Pictures within the data are to be left out; everything else must be reproduced exactly.

→ **ENTRIES SHOWN**

++++++++++++++++++++

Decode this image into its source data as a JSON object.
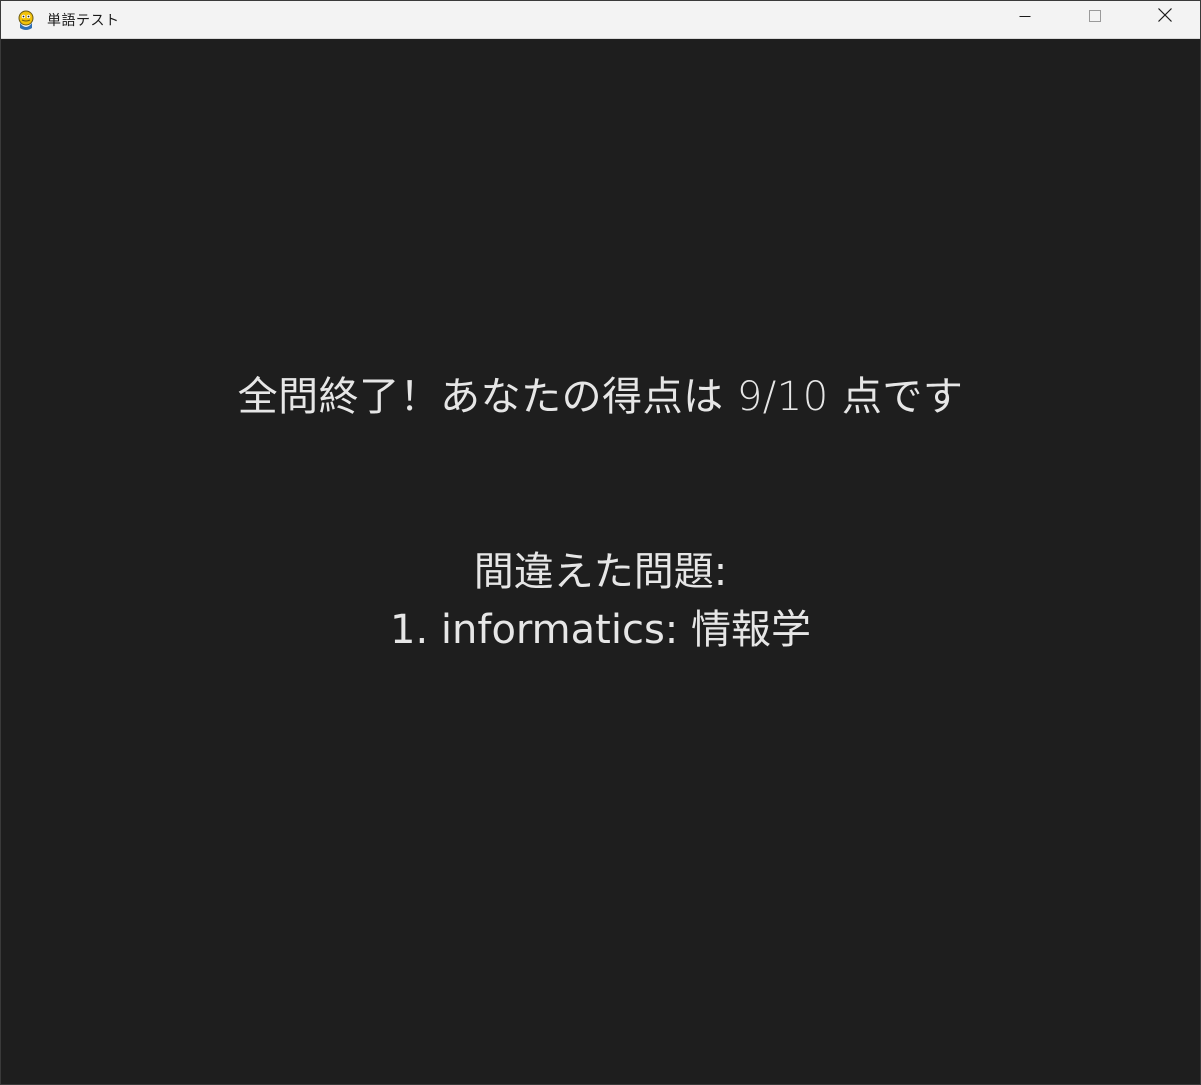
{
  "window": {
    "title": "単語テスト",
    "icon": "pygame-snake-icon"
  },
  "controls": {
    "minimize_icon": "minimize-icon",
    "maximize_icon": "maximize-icon",
    "close_icon": "close-icon"
  },
  "result": {
    "score_message": "全問終了！あなたの得点は 9/10 点です",
    "wrong_heading": "間違えた問題:",
    "wrong_items": [
      "1. informatics: 情報学"
    ]
  },
  "colors": {
    "background": "#1e1e1e",
    "text": "#e6e6e6",
    "titlebar": "#f3f3f3"
  }
}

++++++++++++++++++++

→ **TASK OUTPUT**
Decode this image into its source data as a JSON object.
{
  "window": {
    "title": "単語テスト",
    "icon": "pygame-snake-icon"
  },
  "controls": {
    "minimize_icon": "minimize-icon",
    "maximize_icon": "maximize-icon",
    "close_icon": "close-icon"
  },
  "result": {
    "score_message": "全問終了！あなたの得点は 9/10 点です",
    "wrong_heading": "間違えた問題:",
    "wrong_items": [
      "1. informatics: 情報学"
    ]
  },
  "colors": {
    "background": "#1e1e1e",
    "text": "#e6e6e6",
    "titlebar": "#f3f3f3"
  }
}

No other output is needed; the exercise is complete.